Nina Hagen: She of the monster voice, rubber face, and a beauty all her own. You have to wonder if that voice could exist without the mad poached-egg eyes and the mouth conceivably capable of holding a jet engine. But then, everything about her is outsized. (And very German too, and I mean that in the best possible way). As a singer her currency is the radical mix: the grand gesture with the Grand Guignol, the classical with the animal, the sacred with the profane, and all filtered through the technical burlesque of that voice. As a personality she is equally garish, flamboyant, and loud, and yet there's an undeniable delicacy in her too. She manages to radiate humanity and vulnerability no matter what voice she's using or what disguise she's in. (Compare this to Diamanda [below] whose talent seems to serve an entirely different master. Nina is a mom; Diamanda is, god forbid, not. Maybe the answer is in there, somewhere.) As Naturträne demonstrates, Nina has no wanting for technique, but she isn't limited by it either: She could use it or not, depending on how it might best serve her particular vision. That she doesn't need to put it on display in everything she does is a rare quality indeed.
And despite all that, for me anyway, Hagen's career never quite found the right vehicles for her talent. (Imagine her voice as animated character! She's practically one already.) Maybe it was as simple as never having found the right support in a producer, arranger, or musicians.
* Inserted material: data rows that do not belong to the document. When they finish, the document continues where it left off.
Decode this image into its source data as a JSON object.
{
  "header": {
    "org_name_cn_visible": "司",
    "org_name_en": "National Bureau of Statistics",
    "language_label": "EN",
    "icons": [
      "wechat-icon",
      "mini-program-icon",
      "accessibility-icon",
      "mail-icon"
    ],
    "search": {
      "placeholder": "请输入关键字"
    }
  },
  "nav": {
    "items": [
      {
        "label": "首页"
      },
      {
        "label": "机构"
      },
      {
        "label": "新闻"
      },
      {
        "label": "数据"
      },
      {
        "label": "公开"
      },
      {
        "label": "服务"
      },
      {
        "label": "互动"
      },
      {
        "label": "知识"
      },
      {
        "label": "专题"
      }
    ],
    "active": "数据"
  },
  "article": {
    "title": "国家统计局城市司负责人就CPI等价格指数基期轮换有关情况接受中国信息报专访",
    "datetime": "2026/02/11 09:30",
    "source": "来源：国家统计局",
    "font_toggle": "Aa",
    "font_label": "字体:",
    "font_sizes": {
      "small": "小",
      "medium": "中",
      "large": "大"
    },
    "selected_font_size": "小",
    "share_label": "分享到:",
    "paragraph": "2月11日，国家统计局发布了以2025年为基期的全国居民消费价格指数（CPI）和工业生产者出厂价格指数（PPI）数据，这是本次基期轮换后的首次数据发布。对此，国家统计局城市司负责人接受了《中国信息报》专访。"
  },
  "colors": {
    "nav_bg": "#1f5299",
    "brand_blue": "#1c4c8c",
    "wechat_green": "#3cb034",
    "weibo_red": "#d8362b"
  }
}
Her records seem far too conventional for her vision and more than a little naive. (Admittedly, Americans like me tend to find foreign [save for the British] rock and roll naive in general.) Her sleepwalking covers of 60s American bubblegum hits are an example. Imagine her voice with a band of suitable peers capable of making her prodigiousness soar: Sonic Youth, Tom Waits, Brian Eno, (early) Roxy Music, John Zorn, Philip Glass, Elliott Sharp, Polysics... John Paul Jones, even. (Insert your preference here.)
Explore YouTube and you'll find her more recent work includes standard big band arrangements of jazz-age evergreens. While her versions are respectable, if unexceptional, the arrangements seem to corset her. (Check the audience: The mystified looks on their faces are a giveaway that she may be fluttering way above their heads.) She just might be the best interpreter of Brecht/Weill ever if she weren't playing so nice for the posh theater crowd. (If only she could give her Brecht more Vile, as the old joke goes...) Note her video versions of "Surbaya Johnny" and "Alabama Song," you keep hoping for Mad Nina to appear but, alas, she never does. ("Alabama Song" could be Nina after electroshock treatment. Or too heavy a dose of Prozac.)
Despite this, watch the video above and see if you too don't fall in love with her. Whatever her output, her gifts and charms are undeniable. Maybe it's the combination of the emotional intimacy with a fair dose of sexual abandon, the domineering and the demure, and that bucketful of vulnerability. It's a generous performance.